▶ [WHAT IS BEING ASKED]: Across the whole listing, find how many lines contain "Instagram", then write that number and nothing else.

------------------------

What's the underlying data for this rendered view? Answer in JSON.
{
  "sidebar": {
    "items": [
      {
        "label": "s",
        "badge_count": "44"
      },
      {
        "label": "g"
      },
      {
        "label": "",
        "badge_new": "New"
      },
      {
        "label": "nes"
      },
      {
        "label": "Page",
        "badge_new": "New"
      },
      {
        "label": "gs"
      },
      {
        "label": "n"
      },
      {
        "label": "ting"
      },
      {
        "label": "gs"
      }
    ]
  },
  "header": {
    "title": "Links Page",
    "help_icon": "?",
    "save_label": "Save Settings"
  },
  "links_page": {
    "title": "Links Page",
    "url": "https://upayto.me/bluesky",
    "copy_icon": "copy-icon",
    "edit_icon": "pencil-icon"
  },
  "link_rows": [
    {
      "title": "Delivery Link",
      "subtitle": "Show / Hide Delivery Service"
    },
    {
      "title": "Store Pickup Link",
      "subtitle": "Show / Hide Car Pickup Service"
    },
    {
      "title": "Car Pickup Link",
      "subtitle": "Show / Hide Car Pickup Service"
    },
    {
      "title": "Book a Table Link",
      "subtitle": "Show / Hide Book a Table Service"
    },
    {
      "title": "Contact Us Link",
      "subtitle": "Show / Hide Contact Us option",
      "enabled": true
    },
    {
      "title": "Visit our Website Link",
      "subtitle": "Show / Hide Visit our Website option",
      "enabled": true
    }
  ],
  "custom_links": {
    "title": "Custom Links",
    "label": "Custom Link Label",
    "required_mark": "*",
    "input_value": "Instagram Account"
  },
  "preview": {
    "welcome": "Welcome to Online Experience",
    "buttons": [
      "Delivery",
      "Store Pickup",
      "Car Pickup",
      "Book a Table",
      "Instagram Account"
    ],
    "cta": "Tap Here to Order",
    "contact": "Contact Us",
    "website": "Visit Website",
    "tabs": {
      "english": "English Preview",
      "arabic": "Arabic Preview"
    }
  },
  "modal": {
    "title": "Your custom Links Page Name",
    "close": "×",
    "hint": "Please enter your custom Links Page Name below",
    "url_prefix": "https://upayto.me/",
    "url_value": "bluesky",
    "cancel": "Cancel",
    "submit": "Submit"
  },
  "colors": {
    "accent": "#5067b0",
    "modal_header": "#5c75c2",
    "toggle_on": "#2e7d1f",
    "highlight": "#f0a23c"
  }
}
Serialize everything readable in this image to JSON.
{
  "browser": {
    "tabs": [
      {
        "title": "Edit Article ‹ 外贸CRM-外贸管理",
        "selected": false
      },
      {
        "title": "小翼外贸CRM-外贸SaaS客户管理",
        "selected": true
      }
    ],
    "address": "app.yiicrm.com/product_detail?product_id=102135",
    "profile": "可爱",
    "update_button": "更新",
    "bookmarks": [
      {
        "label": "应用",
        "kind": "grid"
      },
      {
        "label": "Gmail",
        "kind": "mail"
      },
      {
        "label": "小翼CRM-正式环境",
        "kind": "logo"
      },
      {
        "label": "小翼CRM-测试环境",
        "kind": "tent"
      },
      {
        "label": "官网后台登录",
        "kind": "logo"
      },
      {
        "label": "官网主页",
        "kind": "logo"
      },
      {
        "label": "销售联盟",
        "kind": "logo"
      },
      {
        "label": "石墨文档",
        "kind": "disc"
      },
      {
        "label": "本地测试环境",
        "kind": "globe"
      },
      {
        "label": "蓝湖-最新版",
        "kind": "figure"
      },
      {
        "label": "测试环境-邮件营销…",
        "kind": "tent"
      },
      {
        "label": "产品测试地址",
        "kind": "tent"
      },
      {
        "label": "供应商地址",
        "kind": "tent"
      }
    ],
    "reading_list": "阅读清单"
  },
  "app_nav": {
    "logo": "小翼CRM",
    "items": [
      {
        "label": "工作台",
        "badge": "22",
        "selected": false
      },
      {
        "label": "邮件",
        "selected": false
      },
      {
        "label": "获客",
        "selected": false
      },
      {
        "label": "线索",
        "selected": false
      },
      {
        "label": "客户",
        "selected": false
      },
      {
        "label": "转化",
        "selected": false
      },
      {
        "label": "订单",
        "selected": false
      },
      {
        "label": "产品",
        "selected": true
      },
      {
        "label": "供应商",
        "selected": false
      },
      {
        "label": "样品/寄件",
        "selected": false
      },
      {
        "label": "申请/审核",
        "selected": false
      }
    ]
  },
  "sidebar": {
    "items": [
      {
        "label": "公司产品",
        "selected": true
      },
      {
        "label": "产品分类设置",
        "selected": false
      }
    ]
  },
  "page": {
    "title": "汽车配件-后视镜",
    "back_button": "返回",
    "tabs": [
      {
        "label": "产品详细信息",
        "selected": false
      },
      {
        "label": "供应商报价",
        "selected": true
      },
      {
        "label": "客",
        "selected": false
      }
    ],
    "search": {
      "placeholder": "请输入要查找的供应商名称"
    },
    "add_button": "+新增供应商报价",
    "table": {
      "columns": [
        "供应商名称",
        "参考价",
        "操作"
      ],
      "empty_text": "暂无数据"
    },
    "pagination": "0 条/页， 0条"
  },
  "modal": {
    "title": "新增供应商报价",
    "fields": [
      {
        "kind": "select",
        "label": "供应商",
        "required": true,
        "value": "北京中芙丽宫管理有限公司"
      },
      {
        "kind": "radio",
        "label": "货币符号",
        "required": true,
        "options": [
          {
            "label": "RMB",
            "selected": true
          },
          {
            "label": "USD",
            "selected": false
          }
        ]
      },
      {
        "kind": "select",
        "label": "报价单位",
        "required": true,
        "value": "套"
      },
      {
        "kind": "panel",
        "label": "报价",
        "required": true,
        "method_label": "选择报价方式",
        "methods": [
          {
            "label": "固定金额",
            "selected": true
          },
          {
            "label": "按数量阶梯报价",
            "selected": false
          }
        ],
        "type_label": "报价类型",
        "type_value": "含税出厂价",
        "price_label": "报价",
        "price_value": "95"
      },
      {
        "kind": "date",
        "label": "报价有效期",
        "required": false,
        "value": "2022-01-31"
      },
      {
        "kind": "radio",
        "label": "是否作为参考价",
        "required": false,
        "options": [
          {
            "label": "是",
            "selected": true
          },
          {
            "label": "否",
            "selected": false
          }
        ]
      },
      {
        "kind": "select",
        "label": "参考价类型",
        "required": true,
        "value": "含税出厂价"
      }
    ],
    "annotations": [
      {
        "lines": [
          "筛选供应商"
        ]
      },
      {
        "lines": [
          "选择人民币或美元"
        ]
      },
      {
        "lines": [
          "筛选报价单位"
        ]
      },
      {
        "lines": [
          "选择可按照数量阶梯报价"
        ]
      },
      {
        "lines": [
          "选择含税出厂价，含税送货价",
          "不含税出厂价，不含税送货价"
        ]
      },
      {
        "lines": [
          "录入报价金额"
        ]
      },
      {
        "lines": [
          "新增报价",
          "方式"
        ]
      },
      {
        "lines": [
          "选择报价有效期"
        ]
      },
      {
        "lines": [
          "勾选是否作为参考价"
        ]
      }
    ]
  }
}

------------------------

▶ [TASK RESPONSE]: 2